▶ _Exercise details_: Omitting the pictures, print every line below exactly as it stands.

Items from an interface collection

--------------------------------------------------

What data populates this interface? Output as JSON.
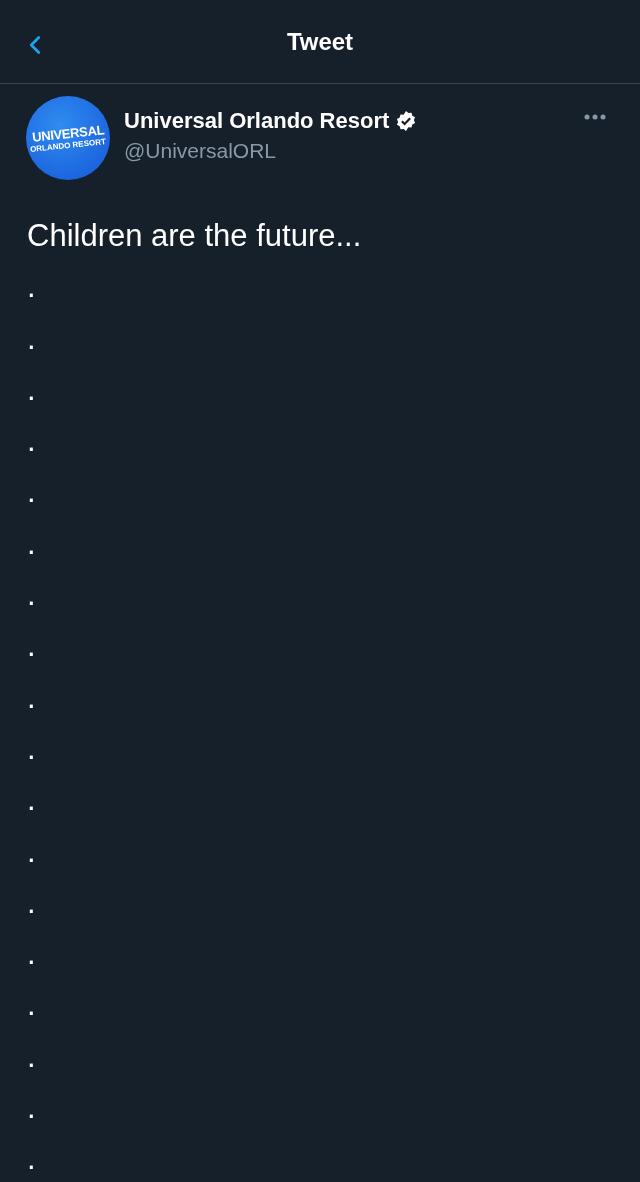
{
  "header": {
    "title": "Tweet"
  },
  "author": {
    "name": "Universal Orlando Resort",
    "verified": true,
    "handle": "@UniversalORL",
    "avatar_logo": [
      "UNIVERSAL",
      "ORLANDO RESORT"
    ]
  },
  "tweet": {
    "lines": [
      "Children are the future...",
      ".",
      ".",
      ".",
      ".",
      ".",
      ".",
      ".",
      ".",
      ".",
      ".",
      ".",
      ".",
      ".",
      ".",
      ".",
      ".",
      ".",
      "."
    ]
  }
}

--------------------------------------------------

▶ _Solution to this task_:
What data populates this interface? Output as JSON.
{
  "header": {
    "title": "Tweet"
  },
  "author": {
    "name": "Universal Orlando Resort",
    "verified": true,
    "handle": "@UniversalORL",
    "avatar_logo": [
      "UNIVERSAL",
      "ORLANDO RESORT"
    ]
  },
  "tweet": {
    "lines": [
      "Children are the future...",
      ".",
      ".",
      ".",
      ".",
      ".",
      ".",
      ".",
      ".",
      ".",
      ".",
      ".",
      ".",
      ".",
      ".",
      ".",
      ".",
      ".",
      "."
    ]
  }
}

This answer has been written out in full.